Take Jim Renacci, who has jumped on the GOP bandwagon. He signed Grover Norquist’s pledge to never raise taxes — a sign that he is unwilling to compromise.
He also voted for the Ryan budget, which doesn’t balance the budget for more than two decades, and in the meantime cuts programs like Medicare and Medicaid, not to mention giving giant tax cuts to the wealthy.
Meanwhile, Betty Sutton has acted. She wrote legislation that helped revitalize the auto industry, which is responsible for over 800,000 jobs in Ohio. She voted to ensure taxes do not go up on the middle class and to ensure our seniors have access to affordable health care.
The two representatives are facing each other in the 16th U.S. House District, and it’s important to re-elect Sutton to guarantee the success of our economy and our country.
Patrick E. Tummel
A most amazing running experience
This past weekend in Akron, I ran my first marathon, and it was by far the most amazing running experience in my life. This past weekend was just another reason why my wife and I feel most at home here, after living in many different places in the country.
It may not seem like much, but the fact that there are people who will take time out of a cool Saturday morning to cheer on thousands of total strangers is very heartening to those who have decided to take on that challenge. I wanted to pass on my personal gratitude to all of you.
For me, that extra boost of encouragement helped me when I wanted to make one of your front lawns my resting place.

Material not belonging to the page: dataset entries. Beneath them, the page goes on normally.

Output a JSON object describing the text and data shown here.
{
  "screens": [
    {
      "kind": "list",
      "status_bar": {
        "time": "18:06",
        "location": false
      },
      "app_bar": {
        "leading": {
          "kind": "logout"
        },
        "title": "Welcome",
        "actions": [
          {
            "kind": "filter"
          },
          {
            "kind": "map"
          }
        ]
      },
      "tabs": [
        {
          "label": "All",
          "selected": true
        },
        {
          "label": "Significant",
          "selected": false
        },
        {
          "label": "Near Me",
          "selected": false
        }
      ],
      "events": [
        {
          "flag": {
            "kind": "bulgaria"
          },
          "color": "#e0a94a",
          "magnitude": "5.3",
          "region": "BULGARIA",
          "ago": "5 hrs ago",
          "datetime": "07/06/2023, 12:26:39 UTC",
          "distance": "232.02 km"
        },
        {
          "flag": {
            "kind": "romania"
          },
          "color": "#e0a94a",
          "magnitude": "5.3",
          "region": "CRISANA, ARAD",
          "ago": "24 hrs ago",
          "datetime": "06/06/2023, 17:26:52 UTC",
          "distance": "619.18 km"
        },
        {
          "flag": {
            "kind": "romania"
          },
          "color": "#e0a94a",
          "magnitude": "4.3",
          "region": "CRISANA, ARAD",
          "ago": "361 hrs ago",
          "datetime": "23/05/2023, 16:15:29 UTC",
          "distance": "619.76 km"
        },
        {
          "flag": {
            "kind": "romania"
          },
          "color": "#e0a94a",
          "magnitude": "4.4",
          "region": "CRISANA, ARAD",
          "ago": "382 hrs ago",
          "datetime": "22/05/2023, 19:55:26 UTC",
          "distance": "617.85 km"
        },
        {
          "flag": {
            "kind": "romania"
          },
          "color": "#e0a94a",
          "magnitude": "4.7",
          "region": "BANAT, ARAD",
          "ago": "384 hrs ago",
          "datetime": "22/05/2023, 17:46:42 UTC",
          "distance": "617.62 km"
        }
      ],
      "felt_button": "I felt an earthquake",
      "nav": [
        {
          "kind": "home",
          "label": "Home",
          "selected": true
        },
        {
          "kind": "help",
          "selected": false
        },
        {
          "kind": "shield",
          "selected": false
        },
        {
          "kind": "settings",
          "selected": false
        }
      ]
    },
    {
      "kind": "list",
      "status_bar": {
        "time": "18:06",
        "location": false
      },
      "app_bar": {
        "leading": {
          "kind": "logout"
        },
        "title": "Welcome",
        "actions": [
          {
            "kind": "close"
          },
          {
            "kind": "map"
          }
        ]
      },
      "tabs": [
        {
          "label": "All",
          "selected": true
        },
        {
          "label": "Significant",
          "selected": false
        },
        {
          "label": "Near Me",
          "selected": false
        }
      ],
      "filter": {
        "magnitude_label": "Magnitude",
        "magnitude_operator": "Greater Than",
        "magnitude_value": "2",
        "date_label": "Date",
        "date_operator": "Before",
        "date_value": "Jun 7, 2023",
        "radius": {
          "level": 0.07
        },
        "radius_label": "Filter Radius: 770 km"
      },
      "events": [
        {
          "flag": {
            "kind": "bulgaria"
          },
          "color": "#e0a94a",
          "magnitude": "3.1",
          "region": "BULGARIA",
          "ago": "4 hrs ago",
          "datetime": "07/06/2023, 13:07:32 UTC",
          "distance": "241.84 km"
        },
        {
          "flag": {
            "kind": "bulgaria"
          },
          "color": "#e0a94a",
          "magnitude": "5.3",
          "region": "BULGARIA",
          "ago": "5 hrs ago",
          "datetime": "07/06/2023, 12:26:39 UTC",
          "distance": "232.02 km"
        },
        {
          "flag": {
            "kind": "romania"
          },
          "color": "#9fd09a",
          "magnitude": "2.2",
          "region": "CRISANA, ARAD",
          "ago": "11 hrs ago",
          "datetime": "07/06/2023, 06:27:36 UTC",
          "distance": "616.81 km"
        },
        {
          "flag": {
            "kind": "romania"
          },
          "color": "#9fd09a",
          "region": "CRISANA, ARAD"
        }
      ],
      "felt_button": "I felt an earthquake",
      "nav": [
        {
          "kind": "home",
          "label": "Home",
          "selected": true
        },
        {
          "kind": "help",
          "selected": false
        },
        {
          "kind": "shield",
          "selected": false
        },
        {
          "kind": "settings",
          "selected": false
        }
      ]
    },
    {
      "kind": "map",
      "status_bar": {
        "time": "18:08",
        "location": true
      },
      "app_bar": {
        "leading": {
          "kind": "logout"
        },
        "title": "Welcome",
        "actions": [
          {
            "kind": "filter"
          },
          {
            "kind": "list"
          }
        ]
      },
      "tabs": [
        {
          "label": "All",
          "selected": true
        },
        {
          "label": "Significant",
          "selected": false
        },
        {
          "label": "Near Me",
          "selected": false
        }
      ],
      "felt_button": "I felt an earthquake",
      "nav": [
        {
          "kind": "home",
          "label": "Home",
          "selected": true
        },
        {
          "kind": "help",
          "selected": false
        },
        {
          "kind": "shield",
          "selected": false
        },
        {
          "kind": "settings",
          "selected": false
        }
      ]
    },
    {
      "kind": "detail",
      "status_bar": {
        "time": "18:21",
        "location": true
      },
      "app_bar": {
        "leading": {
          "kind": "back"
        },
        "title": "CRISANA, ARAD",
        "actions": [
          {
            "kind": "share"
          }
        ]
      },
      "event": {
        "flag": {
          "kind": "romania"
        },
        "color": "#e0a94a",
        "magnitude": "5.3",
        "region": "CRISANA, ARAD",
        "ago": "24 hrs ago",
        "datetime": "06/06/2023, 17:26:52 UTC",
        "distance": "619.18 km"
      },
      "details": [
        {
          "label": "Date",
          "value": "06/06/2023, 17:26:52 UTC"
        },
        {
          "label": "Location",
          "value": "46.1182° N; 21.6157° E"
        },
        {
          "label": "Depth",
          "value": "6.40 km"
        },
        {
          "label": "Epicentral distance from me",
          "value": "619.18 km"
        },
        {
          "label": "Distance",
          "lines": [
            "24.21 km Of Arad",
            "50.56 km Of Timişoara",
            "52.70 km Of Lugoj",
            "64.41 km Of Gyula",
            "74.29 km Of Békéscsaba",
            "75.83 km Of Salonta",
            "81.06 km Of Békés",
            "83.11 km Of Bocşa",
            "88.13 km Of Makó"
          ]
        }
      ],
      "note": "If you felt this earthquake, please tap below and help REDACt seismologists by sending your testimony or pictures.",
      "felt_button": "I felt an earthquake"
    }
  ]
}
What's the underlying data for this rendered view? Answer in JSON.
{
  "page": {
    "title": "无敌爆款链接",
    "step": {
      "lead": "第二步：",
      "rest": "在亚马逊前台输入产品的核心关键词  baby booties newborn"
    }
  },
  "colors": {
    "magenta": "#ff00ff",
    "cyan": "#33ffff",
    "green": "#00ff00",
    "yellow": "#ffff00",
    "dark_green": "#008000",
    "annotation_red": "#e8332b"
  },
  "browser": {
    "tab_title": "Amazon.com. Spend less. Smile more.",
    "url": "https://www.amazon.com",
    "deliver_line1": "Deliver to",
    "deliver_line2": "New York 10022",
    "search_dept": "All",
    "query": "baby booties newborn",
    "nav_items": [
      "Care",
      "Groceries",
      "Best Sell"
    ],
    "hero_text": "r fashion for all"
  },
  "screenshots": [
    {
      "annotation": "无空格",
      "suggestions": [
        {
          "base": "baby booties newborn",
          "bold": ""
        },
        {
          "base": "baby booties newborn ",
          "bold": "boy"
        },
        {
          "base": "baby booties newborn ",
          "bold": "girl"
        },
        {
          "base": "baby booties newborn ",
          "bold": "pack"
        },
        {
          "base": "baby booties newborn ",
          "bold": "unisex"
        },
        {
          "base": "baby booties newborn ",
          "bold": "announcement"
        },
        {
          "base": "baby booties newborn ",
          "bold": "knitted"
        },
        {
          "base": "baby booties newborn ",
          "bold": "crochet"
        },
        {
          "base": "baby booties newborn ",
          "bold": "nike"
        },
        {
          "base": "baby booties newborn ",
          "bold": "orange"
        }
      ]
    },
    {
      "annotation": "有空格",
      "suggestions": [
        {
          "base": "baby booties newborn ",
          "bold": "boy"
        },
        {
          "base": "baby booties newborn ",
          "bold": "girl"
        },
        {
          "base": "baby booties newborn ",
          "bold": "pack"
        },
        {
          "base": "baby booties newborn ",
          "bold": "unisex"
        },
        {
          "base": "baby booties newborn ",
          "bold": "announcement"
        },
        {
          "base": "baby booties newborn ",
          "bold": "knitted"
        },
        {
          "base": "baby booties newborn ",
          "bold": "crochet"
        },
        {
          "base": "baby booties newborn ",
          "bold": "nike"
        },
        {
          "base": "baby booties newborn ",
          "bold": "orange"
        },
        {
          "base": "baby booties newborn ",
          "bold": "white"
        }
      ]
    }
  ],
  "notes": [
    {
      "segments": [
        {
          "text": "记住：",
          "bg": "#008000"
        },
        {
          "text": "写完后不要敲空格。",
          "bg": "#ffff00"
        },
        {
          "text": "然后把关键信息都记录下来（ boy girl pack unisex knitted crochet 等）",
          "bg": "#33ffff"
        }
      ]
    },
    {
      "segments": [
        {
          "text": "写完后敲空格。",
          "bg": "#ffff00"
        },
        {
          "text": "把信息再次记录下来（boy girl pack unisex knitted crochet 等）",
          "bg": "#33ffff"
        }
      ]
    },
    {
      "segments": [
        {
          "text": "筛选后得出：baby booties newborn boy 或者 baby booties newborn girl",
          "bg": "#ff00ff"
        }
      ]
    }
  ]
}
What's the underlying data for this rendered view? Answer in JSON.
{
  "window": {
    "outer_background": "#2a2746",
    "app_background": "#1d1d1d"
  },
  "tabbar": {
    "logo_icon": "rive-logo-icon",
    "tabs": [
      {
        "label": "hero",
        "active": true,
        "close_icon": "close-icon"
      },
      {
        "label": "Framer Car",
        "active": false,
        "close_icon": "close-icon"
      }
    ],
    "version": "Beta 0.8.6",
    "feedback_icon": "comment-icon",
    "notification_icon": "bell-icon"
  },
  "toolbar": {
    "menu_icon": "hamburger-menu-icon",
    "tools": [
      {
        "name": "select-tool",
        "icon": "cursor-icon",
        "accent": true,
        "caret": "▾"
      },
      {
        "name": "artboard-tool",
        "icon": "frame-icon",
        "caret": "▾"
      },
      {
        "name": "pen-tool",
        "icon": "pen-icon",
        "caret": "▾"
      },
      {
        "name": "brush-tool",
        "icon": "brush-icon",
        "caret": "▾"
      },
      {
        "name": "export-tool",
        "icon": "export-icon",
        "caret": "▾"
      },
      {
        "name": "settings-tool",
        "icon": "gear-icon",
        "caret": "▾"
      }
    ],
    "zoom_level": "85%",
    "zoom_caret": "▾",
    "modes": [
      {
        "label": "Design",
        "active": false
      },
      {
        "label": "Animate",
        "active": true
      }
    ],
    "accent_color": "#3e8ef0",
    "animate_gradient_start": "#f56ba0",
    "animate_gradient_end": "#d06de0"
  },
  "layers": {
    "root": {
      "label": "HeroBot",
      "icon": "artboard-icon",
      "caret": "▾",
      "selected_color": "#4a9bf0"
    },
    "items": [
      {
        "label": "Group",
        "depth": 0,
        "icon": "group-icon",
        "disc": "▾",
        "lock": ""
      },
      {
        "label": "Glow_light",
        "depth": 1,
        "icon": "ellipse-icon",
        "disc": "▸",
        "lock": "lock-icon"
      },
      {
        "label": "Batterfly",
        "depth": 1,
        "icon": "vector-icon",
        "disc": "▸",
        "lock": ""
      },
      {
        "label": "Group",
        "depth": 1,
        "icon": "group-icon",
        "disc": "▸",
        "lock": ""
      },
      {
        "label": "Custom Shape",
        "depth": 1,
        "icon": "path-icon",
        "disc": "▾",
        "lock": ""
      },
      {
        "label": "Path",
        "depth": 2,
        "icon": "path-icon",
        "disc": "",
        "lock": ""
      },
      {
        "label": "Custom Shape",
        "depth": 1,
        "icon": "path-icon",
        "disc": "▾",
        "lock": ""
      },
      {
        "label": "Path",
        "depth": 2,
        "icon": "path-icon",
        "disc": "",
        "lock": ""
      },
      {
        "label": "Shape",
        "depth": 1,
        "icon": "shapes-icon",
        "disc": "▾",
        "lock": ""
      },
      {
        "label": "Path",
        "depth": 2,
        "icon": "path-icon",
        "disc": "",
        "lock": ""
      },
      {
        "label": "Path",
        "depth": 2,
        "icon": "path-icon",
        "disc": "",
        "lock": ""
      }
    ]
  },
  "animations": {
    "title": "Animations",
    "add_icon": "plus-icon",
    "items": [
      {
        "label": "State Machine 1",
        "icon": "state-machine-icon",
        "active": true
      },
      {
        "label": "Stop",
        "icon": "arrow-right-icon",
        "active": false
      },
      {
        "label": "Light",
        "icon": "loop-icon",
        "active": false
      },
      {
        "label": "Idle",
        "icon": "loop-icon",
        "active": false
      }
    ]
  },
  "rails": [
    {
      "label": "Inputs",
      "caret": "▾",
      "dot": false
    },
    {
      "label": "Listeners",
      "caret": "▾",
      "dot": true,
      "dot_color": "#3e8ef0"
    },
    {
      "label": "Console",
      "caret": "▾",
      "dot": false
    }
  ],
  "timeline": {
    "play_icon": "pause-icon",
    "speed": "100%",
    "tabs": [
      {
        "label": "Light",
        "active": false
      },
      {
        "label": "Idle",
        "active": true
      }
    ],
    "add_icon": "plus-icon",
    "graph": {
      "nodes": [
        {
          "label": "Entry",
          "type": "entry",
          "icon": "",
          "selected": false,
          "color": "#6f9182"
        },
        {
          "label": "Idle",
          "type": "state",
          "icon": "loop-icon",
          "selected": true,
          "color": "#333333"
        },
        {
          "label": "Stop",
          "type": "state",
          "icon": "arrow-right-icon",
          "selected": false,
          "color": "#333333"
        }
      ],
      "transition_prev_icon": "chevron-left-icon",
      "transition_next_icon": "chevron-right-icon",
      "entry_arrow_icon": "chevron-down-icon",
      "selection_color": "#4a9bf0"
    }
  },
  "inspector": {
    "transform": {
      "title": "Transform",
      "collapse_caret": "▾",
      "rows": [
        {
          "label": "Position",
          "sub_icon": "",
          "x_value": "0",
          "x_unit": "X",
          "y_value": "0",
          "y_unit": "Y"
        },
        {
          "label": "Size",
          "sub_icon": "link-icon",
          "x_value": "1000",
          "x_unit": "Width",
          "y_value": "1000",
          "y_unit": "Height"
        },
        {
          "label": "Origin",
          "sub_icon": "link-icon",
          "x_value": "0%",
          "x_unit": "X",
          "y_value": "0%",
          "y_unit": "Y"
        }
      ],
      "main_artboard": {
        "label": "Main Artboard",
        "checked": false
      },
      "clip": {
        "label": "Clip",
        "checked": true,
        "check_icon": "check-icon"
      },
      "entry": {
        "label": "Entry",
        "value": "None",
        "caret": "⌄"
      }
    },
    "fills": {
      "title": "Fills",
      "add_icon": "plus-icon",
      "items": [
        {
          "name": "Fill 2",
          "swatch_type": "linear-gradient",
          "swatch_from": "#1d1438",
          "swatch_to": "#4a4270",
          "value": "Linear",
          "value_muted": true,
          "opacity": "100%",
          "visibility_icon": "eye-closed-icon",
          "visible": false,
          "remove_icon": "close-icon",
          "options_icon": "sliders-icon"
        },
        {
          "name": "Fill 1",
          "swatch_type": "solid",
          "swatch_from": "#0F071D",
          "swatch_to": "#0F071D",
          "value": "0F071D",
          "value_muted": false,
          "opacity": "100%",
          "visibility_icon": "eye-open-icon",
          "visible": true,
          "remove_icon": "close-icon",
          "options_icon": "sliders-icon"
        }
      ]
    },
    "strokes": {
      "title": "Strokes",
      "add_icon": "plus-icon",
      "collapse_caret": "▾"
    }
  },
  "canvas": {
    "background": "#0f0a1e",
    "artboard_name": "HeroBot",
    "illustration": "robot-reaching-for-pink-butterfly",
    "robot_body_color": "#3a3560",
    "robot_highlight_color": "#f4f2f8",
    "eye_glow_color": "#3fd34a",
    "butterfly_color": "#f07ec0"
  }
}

To all of the sponsors, organizers, and volunteers, I have the same amount of gratitude. I hope none of you went away feeling that your efforts went unnoticed; they were crucial. The planning, organization and hard work that goes into an event such as this is no small feat. It’s hard to make thousands of people feel like this event was personally for them, but it came through at every level.
What matters to teachers
In response to your coverage of Chicago teachers, I agree with the teachers. More often than not, the issue for teachers is not money. In most cases, raises have been frozen or funds are unavailable.
The issue is often the classroom environment, whether it is concern over extensive data-gathering and testing, which take away from teaching time; discipline codes, which ensure a safe, productive environment; and a supportive administration, which ensures collaboration between administrators and teachers.
Teacher evaluations are an issue, not because teachers do not want them (they encourage objective evaluation), but because they want a fair way to include student progress.
Imagine a doctor’s wages being tied to how healthy her patients have become, or a mayor’s wages being tied to the amount of crime in his city. What about a lawyer’s wages being tied to her success in winning a case, or a dentist’s wages being tied to how many teeth she saves?
Just as I am sure these outcomes are at times out of the control of the practitioners mentioned above, teachers can be outstanding in the classroom and still not achieve the success for which they hope. Let’s not make teachers the enemy. They strive for your child’s success each day and need your support.